New Zealand is suffering from critical skills shortages. Change needs to happen, and happen quickly. To help politicians advance this goal, every Member of Parliament has been sent a set of valuable documents that articulate how to tackle this urgent need.

The package of 20 ServiceIQ documents include Regional Roadmaps for the service sectors in each of the country’s regions and an over-arching service sectors Workforce Development Plan, as well as national Māori, Pasifika and LLN (Literacy, Language and Numeracy) Action Plans.

Dean Minchington, ServiceIQ CEO, said that ServiceIQ is calling on all politicians, in both central and local government along with regional development agencies to work together and get behind actions defined by industry to change things for the better.

“Without scaremongering, there’s a very real crisis around the corner. It puts our successful service sectors at risk, and unless things change soon, New Zealand will be worse for it,” said Minchington. “The service sector is crucial to the New Zealand economy, as it employs 25 percent of all workers in New Zealand and contributes almost $40 billion annually to GDP.

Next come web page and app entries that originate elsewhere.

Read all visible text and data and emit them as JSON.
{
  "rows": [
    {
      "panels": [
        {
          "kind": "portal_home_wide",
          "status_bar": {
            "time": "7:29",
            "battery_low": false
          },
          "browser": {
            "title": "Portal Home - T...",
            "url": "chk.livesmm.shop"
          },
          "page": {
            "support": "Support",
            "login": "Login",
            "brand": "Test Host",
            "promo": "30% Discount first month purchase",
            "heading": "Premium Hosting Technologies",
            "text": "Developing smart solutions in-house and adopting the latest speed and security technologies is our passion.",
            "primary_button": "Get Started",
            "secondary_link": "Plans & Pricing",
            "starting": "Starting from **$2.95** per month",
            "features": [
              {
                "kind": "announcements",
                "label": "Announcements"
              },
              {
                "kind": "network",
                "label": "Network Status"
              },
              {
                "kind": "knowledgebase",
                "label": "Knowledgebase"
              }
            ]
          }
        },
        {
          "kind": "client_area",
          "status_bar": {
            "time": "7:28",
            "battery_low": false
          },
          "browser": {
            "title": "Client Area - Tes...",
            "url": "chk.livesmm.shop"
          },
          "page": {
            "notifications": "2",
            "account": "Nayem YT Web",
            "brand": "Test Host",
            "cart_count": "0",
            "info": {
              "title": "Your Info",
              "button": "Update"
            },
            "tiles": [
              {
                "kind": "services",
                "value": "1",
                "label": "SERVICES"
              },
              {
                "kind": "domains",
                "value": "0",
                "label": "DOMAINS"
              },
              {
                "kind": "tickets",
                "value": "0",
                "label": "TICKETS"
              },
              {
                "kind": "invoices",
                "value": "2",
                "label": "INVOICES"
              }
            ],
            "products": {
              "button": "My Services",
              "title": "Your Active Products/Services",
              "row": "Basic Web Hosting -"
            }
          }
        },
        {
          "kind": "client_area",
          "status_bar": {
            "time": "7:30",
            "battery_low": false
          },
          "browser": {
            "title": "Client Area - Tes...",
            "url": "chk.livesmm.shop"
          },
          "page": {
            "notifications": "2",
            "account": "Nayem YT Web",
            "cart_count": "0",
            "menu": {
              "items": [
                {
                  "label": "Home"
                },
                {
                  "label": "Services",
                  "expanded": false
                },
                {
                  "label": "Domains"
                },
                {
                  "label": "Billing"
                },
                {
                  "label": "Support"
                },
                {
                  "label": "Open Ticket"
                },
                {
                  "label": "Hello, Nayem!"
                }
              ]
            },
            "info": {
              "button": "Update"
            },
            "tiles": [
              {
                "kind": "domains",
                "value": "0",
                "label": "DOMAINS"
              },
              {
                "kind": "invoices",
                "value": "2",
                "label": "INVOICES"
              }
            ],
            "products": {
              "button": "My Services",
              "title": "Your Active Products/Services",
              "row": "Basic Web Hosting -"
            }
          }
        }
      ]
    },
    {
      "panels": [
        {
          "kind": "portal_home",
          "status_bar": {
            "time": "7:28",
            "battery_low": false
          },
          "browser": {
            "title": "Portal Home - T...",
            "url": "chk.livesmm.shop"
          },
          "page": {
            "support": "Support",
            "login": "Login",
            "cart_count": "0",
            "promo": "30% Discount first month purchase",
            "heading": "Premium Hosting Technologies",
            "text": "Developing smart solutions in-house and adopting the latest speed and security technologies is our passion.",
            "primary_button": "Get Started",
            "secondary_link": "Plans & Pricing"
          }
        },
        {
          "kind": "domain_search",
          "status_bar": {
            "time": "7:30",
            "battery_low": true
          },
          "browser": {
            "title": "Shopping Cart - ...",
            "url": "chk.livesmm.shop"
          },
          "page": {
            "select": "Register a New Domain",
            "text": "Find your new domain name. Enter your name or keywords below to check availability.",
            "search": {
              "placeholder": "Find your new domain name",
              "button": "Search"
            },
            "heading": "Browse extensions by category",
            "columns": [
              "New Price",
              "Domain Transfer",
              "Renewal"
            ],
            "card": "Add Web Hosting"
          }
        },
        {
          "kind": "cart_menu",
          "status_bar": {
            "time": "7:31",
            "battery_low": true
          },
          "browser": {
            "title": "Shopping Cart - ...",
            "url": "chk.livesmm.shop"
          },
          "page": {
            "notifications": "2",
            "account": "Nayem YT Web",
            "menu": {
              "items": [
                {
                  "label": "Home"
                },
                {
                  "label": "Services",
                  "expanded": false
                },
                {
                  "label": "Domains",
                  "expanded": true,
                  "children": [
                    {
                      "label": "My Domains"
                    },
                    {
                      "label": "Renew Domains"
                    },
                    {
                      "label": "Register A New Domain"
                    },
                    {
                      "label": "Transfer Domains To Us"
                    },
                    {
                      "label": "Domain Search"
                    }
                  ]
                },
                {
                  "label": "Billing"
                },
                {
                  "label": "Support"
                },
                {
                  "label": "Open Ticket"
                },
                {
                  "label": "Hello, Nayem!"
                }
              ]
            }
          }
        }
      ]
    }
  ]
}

“Action is needed to fill, and upskill for, around 200,000 jobs that will be opening over the next two to three years. This is more than an industry being a victim of its own success. Employment is booming, and declining polytechnic rolls suggest education is moving into the workplace even more than ever. In fact, if we approach this together and take ownership to find a solution, it could be an opportunity not just for the education industry but for the country.”

The Regional Roadmaps and Development Plans have defined actions that will help businesses overcome challenges that include attracting and retaining staff; transitioning capable young people from school into work and on-job training; increasing productivity through core skills development; and improving business and management capability.

“We look forward to working with local and national government politicians and officials to help them solve the problems that they’re grappling with, and helping every New Zealander who wants a career in one of our service sectors to achieve that goal through on-job upskilling.”